> What the task requires: Copy out all lines from the entries below in which "JSON" occurs.
━━━━━ Record set ━━━━━
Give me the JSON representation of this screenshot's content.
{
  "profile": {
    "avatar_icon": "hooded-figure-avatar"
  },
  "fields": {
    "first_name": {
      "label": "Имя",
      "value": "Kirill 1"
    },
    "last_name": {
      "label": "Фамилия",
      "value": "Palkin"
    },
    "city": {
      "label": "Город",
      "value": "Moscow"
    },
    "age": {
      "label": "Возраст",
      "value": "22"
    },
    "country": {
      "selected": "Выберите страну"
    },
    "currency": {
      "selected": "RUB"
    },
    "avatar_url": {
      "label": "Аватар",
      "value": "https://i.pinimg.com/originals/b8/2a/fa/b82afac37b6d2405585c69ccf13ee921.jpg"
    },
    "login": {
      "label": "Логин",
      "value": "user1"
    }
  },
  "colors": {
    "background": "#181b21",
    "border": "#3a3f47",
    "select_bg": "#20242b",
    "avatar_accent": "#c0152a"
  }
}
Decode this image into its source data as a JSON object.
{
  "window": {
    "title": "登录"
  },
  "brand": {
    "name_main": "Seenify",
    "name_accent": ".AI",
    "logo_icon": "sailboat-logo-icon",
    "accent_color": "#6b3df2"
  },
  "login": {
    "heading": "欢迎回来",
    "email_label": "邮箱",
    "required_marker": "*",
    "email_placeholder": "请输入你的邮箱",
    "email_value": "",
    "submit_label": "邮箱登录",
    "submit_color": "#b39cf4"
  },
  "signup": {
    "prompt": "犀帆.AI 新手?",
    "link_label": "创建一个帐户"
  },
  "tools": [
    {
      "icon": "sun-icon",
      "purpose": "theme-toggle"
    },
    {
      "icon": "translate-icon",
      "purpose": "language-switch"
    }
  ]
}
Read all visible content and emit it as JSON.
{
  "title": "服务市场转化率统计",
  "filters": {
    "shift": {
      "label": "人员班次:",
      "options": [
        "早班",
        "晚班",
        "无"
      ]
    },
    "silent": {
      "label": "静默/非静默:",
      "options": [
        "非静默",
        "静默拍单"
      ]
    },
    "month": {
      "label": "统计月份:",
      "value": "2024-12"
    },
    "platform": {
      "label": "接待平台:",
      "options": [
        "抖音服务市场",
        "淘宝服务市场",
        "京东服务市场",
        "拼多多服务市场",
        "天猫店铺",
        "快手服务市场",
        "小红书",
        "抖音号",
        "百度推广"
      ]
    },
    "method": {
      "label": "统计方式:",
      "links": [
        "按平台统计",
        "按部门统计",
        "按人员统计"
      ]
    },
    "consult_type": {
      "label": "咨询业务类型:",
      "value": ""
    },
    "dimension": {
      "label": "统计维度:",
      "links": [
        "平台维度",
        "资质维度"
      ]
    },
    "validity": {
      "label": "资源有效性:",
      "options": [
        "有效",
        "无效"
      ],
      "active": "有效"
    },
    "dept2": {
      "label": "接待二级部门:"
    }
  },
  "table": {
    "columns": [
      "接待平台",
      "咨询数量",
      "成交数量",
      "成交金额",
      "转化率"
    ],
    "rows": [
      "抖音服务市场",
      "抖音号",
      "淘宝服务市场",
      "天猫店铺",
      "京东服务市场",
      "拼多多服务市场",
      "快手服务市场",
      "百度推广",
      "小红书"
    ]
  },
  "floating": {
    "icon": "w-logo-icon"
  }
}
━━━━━
> Result for this exercise:
Give me the JSON representation of this screenshot's content.
Decode this image into its source data as a JSON object.
Read all visible content and emit it as JSON.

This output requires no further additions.